▸ **WHAT YOU HAVE TO DO**
Copy out each line of the entries where the word "icon" is present.

(Extracted records)
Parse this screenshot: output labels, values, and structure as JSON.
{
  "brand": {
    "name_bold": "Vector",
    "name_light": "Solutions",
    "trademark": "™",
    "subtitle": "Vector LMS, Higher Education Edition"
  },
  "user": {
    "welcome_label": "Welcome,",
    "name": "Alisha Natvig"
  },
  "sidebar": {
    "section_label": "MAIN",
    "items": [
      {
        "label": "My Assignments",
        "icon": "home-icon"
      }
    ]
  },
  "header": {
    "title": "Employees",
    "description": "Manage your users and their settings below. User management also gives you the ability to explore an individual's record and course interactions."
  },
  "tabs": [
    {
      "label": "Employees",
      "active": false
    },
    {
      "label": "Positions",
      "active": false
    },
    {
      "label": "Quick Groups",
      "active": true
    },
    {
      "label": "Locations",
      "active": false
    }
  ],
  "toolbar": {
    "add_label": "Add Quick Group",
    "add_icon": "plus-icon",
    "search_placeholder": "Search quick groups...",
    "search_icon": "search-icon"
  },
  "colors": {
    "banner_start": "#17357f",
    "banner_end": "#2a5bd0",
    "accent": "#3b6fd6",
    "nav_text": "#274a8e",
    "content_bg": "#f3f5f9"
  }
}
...
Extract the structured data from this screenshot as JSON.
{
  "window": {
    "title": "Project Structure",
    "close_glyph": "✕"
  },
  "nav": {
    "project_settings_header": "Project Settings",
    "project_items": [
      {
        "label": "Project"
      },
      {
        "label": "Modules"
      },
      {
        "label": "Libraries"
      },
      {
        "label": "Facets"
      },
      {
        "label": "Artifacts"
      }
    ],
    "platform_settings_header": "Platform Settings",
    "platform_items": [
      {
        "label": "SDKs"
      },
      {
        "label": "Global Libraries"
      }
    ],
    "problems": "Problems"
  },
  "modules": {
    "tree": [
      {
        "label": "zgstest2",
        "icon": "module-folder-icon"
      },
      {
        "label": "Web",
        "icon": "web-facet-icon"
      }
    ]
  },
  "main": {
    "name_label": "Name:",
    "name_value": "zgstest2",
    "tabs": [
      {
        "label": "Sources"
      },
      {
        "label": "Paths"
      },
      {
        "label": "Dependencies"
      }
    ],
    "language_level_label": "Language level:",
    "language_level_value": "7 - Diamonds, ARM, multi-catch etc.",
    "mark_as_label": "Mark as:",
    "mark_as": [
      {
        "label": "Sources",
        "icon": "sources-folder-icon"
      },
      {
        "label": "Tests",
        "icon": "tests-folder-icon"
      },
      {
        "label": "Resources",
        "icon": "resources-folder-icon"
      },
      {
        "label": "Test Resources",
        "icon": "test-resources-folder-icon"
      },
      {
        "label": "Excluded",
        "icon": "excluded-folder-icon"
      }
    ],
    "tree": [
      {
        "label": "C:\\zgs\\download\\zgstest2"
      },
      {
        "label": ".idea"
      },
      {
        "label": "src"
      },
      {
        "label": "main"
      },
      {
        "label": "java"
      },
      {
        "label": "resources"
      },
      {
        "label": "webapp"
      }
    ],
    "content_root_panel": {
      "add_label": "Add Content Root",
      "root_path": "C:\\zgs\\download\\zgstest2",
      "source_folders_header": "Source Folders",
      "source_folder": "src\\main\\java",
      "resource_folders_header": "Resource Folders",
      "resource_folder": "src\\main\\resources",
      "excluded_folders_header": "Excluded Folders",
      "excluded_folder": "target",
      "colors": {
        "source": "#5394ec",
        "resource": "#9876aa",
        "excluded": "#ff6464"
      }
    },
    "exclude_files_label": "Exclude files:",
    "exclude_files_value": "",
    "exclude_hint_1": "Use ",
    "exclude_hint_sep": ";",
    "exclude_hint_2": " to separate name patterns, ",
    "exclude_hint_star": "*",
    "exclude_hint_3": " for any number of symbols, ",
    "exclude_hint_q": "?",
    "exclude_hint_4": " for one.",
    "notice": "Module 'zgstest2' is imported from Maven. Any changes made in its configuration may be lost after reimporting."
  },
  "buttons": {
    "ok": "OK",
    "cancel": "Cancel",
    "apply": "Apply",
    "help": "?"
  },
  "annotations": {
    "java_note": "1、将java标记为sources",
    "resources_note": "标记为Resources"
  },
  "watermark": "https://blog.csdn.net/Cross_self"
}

▸ **TASK RESPONSE**
        "icon": "home-icon"
    "add_icon": "plus-icon",
    "search_icon": "search-icon"
        "icon": "module-folder-icon"
        "icon": "web-facet-icon"
        "icon": "sources-folder-icon"
        "icon": "tests-folder-icon"
        "icon": "resources-folder-icon"
        "icon": "test-resources-folder-icon"
        "icon": "excluded-folder-icon"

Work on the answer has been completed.